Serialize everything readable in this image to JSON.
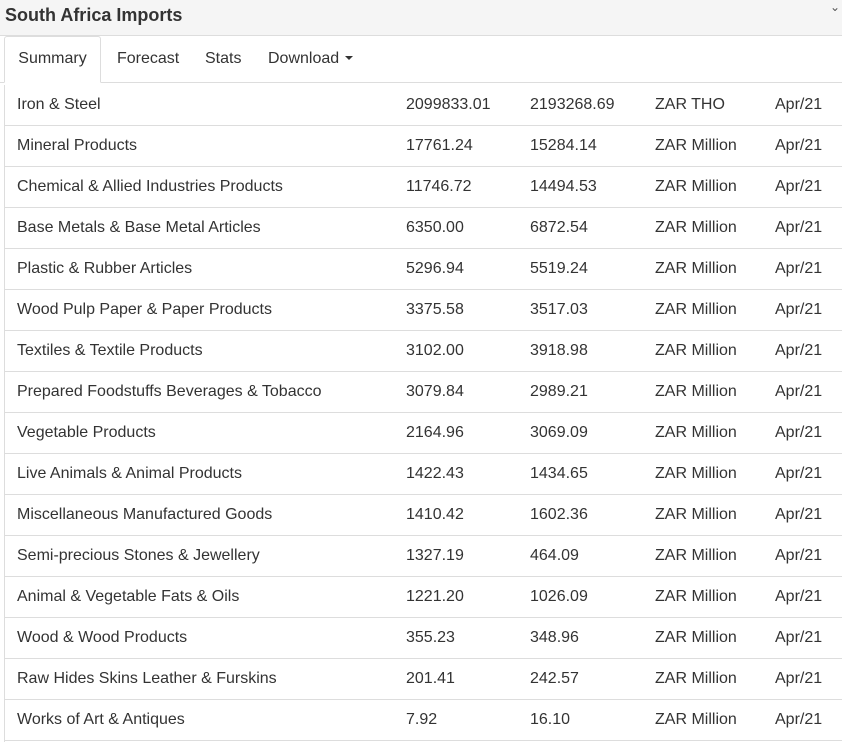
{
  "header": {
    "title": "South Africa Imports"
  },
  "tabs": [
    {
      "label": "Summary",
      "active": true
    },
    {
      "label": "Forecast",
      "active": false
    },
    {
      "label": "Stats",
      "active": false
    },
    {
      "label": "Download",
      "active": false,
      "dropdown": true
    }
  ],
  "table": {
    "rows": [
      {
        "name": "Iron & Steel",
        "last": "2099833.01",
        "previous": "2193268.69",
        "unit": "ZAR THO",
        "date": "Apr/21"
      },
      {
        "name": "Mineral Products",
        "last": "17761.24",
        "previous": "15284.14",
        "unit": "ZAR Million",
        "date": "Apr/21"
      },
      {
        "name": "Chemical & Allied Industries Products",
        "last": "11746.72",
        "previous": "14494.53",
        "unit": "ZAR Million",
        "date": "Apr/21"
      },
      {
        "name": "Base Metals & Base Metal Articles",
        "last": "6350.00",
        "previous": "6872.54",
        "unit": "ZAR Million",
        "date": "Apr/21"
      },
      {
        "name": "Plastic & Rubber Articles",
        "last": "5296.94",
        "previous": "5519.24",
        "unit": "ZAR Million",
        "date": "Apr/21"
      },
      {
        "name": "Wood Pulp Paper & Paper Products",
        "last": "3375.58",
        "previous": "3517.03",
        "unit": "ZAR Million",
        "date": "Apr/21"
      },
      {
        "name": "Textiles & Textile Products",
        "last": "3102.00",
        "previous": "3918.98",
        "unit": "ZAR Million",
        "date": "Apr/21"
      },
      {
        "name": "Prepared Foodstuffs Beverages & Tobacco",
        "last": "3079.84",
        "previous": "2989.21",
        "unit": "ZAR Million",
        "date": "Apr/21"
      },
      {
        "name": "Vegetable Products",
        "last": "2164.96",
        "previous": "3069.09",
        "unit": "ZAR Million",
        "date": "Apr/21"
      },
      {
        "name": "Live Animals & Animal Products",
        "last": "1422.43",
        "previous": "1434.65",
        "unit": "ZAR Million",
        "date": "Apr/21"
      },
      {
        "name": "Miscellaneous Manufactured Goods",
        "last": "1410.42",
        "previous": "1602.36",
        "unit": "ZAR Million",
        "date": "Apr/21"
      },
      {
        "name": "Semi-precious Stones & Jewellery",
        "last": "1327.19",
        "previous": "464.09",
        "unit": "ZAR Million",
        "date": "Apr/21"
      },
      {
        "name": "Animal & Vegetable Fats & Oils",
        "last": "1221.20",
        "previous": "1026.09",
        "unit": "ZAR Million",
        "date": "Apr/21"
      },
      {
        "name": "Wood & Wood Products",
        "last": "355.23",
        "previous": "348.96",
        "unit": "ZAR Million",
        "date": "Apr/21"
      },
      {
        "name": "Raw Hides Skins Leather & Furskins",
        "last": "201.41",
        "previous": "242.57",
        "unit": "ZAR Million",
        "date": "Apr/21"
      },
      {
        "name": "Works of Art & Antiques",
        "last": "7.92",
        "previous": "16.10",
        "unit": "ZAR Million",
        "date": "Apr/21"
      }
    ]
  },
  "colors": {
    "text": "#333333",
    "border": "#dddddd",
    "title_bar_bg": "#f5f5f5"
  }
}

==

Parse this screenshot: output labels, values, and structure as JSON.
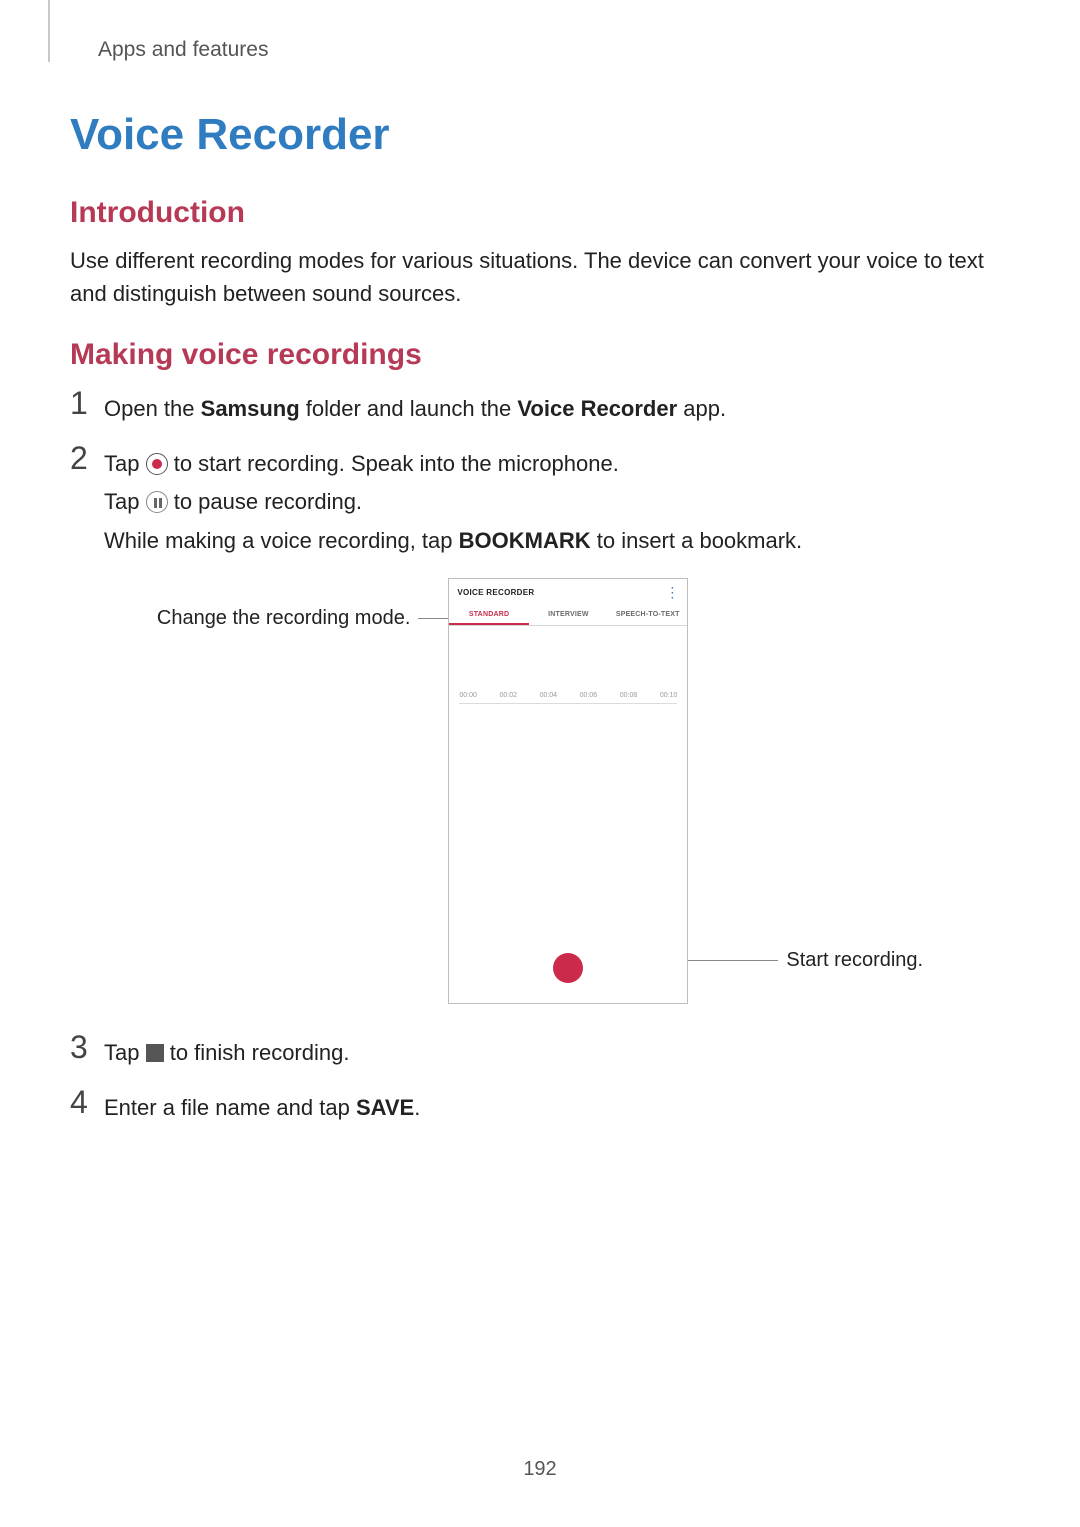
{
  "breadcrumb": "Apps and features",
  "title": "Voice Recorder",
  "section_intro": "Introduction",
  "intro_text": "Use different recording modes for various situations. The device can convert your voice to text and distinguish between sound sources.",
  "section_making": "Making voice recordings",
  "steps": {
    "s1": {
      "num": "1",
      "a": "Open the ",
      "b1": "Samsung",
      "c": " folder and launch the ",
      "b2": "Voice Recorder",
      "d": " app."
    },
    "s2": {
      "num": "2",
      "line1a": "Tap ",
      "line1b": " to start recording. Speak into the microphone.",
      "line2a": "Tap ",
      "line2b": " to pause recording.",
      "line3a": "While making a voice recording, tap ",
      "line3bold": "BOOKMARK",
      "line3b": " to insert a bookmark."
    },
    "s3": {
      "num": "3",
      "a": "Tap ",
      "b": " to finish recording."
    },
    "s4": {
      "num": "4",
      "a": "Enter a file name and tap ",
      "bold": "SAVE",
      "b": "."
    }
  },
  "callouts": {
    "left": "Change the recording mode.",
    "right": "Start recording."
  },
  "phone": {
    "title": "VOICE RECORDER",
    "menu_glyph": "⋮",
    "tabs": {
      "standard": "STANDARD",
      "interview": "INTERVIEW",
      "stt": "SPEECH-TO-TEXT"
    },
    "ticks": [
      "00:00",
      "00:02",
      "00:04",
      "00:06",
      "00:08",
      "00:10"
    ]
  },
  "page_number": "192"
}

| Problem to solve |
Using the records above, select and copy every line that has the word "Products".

| Reply |
        "name": "Mineral Products",
        "name": "Chemical & Allied Industries Products",
        "name": "Wood Pulp Paper & Paper Products",
        "name": "Textiles & Textile Products",
        "name": "Vegetable Products",
        "name": "Live Animals & Animal Products",
        "name": "Wood & Wood Products",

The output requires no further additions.